To the west and south dwell surfers, lawyers, doctors, and those in “business.” To the north and east, folks drive buses, bag groceries, and clean the homes of those who live on the other side of Torrance. One embodies the bright lights of LA’s hot summer nights, the other, the hard streets of poverty and disenfranchisement.
In Torrance, these two images of the Southland are hotly contested in the four high schools that reside in the city.
South High is rich, white, and has a small coke problem that Greek life in college will undoubtedly exacerbate. Parked underneath Palos Verdes is South Torrance High, which consists of people not quite rich enough to make it to the top of the hill. West High is made of the slightly less rich and pretentious, populated by those who wish to escape the more “ghetto” schools of the north and east.
My best friend followed this migration out of north Torrance, even though he lived less than a block away from what would eventually become my high school. His parents pulled him out of our middle school that was moderately comprised of black and brown kids for one that was not.
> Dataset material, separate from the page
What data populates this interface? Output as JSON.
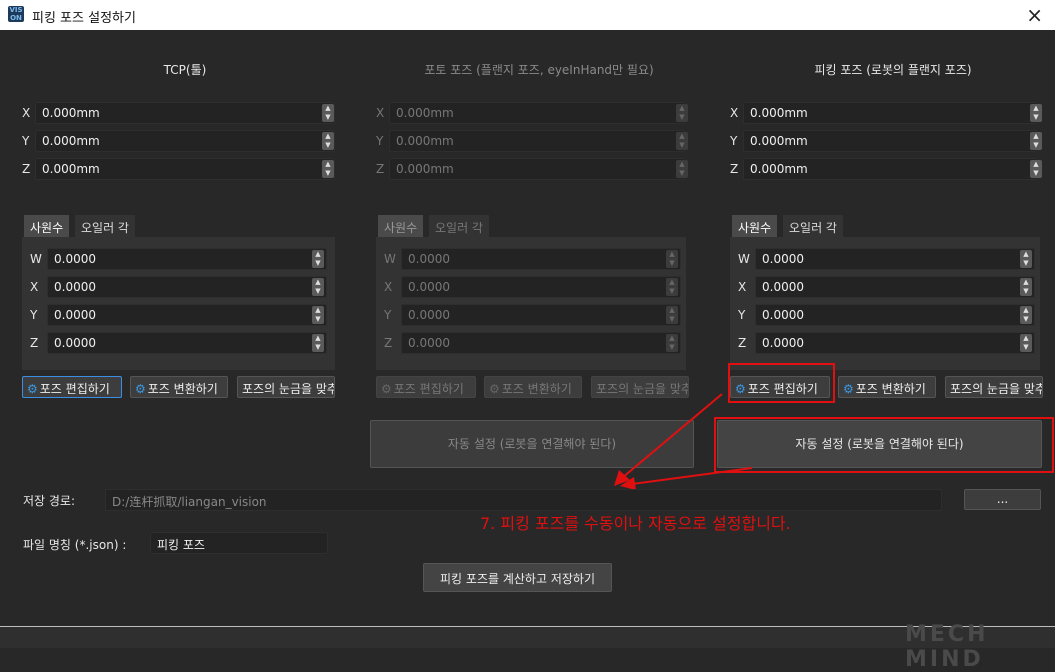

Torrance High resides on the east side next to Carson. While North High, where I graduated, sits next to Lawndale and Gardena, and was filled with students of all different creds and stripes.
Here, being rich and white did not provide the type of social clout that defined the other three Torrance high schools.
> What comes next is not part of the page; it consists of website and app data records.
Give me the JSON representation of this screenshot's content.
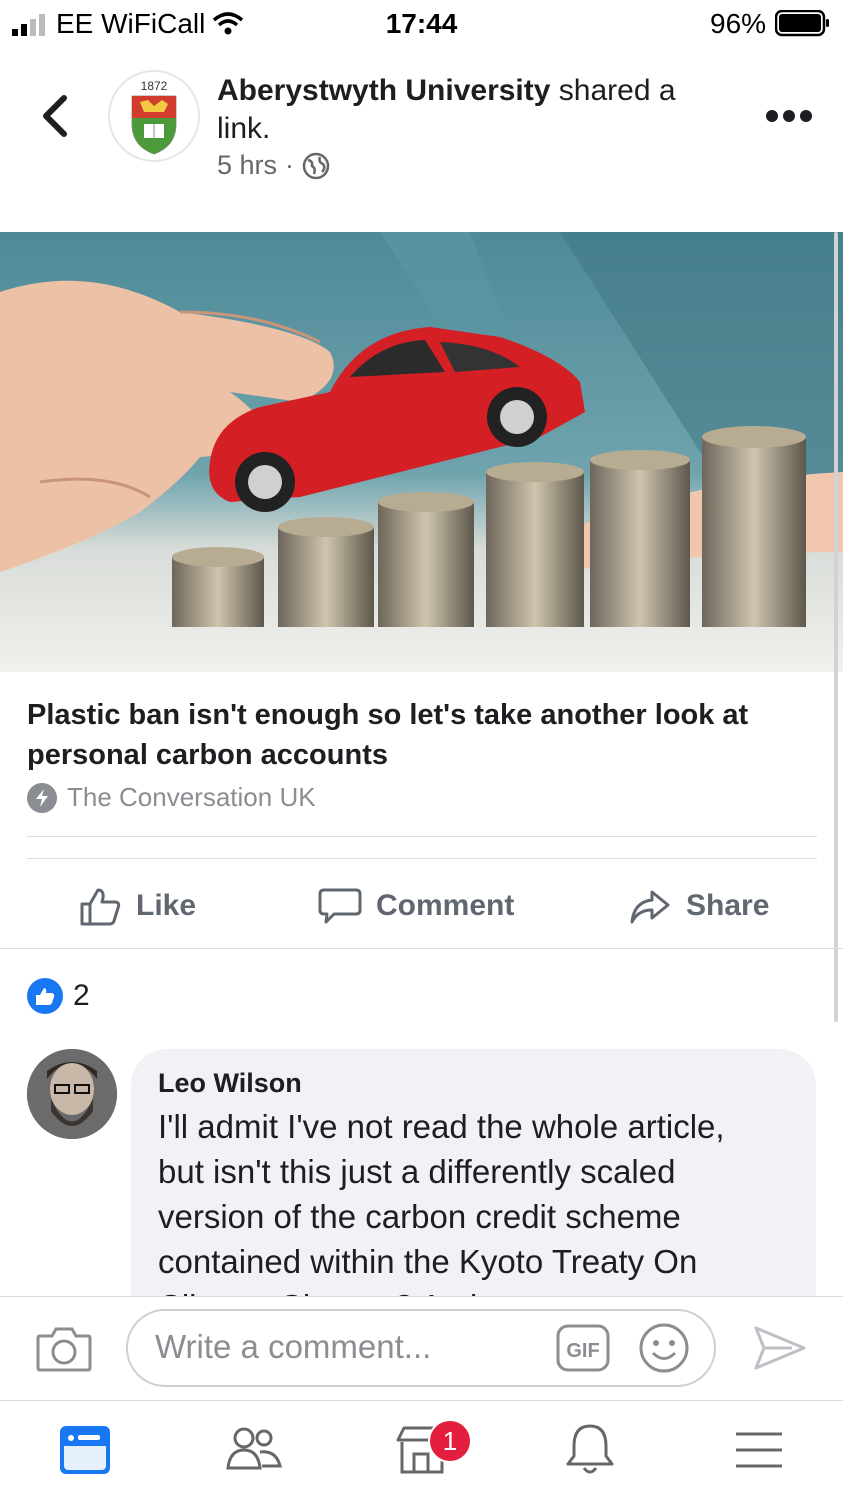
{
  "status_bar": {
    "carrier": "EE WiFiCall",
    "time": "17:44",
    "battery": "96%"
  },
  "post": {
    "logo_year": "1872",
    "author": "Aberystwyth University",
    "action": " shared a link.",
    "time": "5 hrs",
    "dot": "·"
  },
  "link": {
    "title": "Plastic ban isn't enough so let's take another look at personal carbon accounts",
    "source": "The Conversation UK"
  },
  "actions": {
    "like": "Like",
    "comment": "Comment",
    "share": "Share"
  },
  "reactions": {
    "count": "2"
  },
  "comment": {
    "author": "Leo Wilson",
    "text": "I'll admit I've not read the whole article, but isn't this just a differently scaled version of the carbon credit scheme contained within the Kyoto Treaty On Climate Change? At the"
  },
  "composer": {
    "placeholder": "Write a comment...",
    "gif": "GIF"
  },
  "tabbar": {
    "marketplace_badge": "1"
  },
  "colors": {
    "brand_blue": "#1877f2",
    "badge_red": "#e41e3f",
    "text_gray": "#65676b"
  }
}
North High was a diverse utopia; the type of melting pot that America wishes it could be. About 40 different languages could be heard throughout the hallways of my school. The largest ethnic group only made up 40 percent of the population, which is further stratified to include the wide array of cultures and people that make up the “Hispanic” portion of our census. This was followed by 30 percent Asians who, too, can be divided into the diverse range of peoples and cultures of Asia and the Pacific Islands.
Here was a place too diverse for segregated social cliques. On any given day, one wouldn’t be surprised to find a group of folks spending lunch with a group of friends that was different from the group they enjoyed the day before. And once a year, for a whole week, we would celebrate the rich diversity that made North High such a unique place. We’d dance, sing, and eat to the rhythms and beats of cultures from around the world.
Here at the border of what LA thinks of itself, and what it really is, we might as well have been on the border of Earth and space: Not quite one thing, not quite the other, and too innocent to realize that outside the walls of our little utopia, the world was a much different place.